• _Work to complete_
The answer should be one number: how many lines in the records below contain the word "https".

[Input records Boundary: Start]

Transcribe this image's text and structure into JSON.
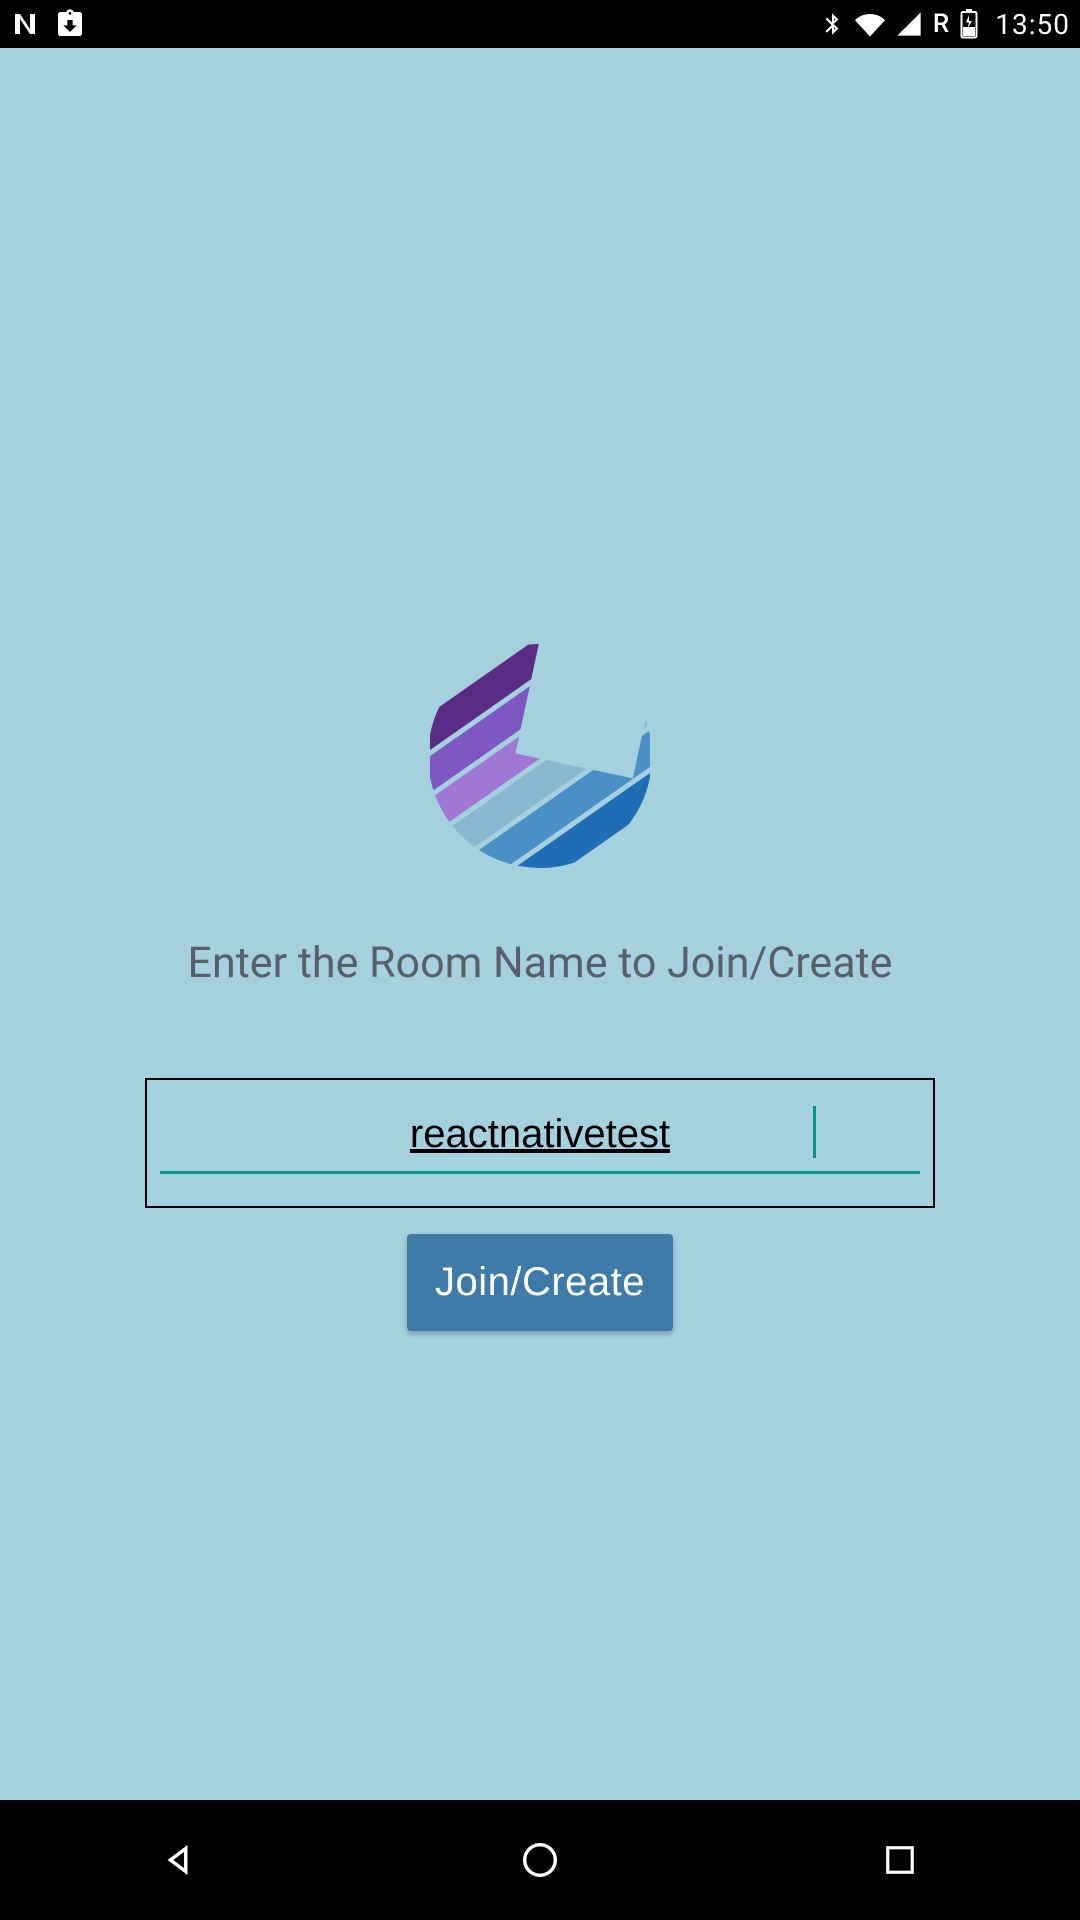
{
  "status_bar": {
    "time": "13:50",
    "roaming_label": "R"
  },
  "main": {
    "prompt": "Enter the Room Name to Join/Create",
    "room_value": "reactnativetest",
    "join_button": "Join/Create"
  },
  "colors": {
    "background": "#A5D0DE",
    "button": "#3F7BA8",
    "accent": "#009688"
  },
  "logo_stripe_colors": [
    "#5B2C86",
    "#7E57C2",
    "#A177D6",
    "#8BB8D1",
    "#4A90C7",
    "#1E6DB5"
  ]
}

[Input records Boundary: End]
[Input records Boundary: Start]

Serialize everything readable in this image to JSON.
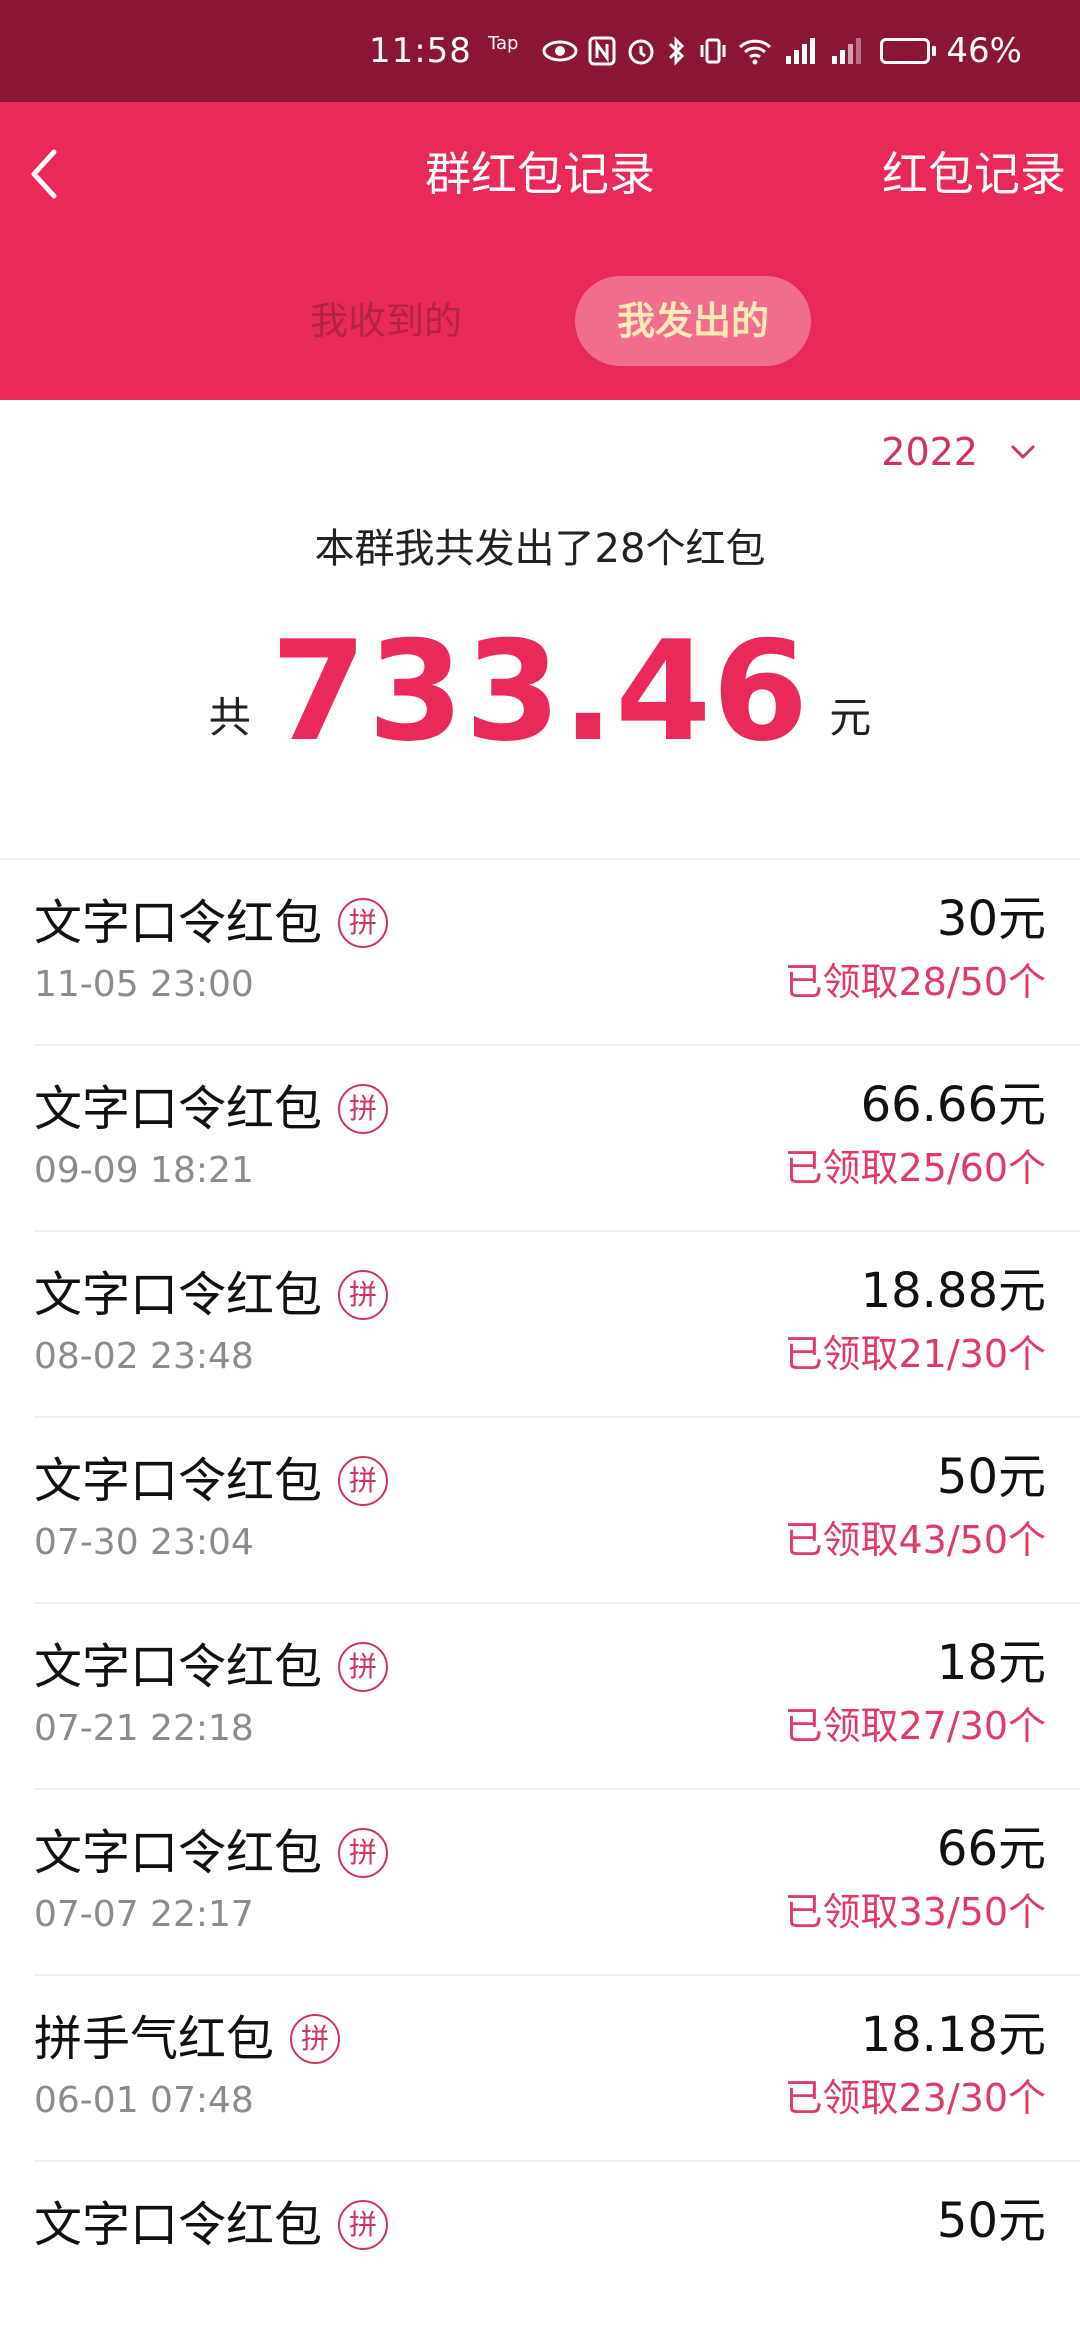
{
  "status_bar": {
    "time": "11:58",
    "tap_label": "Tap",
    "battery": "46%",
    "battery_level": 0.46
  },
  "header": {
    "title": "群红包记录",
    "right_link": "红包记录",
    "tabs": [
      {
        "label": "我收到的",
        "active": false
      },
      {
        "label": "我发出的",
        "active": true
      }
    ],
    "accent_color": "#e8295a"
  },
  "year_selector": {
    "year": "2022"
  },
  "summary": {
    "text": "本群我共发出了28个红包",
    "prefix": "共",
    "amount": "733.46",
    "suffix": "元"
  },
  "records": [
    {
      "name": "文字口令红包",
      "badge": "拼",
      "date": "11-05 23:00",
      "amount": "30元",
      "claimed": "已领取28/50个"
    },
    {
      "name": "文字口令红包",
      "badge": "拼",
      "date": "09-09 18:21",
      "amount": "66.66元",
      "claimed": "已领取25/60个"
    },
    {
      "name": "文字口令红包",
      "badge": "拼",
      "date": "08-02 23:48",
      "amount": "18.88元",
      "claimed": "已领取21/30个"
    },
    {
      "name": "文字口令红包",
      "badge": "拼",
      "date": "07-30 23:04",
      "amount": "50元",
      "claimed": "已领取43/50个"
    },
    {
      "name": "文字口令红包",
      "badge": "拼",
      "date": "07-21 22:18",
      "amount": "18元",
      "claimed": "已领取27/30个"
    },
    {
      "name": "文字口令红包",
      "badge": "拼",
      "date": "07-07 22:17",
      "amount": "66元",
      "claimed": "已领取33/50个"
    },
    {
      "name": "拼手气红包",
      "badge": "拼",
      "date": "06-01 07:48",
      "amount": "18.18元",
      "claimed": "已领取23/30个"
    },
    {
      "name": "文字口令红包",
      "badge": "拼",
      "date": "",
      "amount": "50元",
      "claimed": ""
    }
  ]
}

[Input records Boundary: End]
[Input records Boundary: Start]

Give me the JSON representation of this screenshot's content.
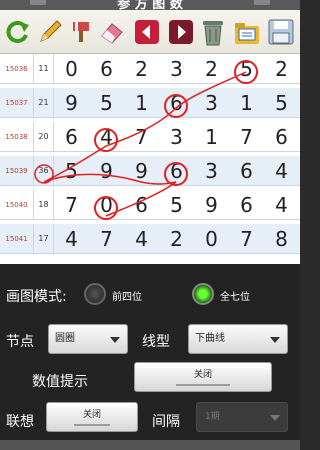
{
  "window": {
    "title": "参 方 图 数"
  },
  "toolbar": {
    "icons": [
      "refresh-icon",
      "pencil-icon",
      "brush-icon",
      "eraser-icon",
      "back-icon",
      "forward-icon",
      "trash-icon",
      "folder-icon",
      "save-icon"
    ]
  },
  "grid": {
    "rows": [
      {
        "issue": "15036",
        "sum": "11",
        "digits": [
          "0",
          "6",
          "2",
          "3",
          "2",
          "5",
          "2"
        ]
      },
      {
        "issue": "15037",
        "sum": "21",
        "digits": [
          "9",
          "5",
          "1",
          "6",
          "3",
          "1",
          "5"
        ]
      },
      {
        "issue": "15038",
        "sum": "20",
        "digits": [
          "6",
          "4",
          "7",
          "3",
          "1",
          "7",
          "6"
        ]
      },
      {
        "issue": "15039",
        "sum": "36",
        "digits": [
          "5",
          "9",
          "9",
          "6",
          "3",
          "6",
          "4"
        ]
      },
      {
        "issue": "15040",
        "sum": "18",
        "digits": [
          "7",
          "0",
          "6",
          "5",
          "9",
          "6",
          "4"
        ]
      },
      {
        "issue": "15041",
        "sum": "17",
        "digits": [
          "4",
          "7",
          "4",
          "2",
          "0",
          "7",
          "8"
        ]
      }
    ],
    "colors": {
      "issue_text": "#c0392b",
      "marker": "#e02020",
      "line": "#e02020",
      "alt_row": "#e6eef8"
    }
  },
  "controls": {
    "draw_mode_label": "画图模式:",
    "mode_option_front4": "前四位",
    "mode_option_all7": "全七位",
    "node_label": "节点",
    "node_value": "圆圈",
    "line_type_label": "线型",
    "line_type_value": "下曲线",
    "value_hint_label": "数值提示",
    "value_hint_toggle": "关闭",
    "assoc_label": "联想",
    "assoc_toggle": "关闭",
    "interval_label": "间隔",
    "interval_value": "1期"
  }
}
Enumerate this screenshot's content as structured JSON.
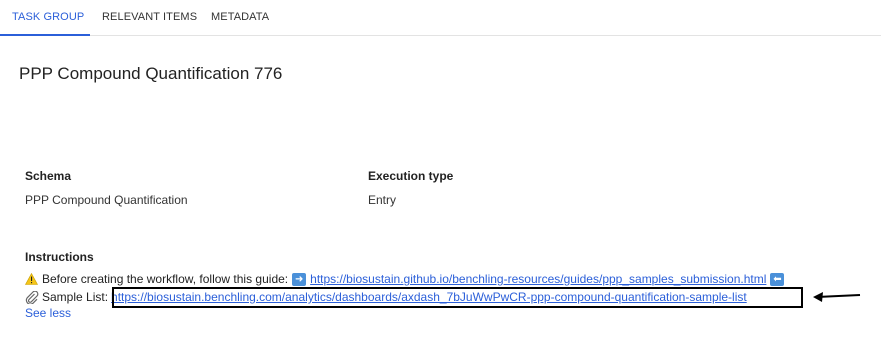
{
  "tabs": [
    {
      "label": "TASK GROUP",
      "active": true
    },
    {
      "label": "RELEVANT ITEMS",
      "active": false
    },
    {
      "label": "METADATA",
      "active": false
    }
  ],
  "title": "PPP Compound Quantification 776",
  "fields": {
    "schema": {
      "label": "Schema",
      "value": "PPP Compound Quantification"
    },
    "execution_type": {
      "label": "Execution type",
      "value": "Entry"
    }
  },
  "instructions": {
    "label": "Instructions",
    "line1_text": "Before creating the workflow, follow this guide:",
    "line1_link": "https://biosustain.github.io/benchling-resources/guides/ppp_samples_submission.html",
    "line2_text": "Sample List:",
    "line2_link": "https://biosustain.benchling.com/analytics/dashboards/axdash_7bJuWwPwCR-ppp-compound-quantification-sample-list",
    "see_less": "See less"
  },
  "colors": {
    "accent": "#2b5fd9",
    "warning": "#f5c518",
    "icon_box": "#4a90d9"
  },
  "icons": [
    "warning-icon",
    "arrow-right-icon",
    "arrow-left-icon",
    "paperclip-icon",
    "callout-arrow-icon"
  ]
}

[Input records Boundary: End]

• _Exercise solution_
2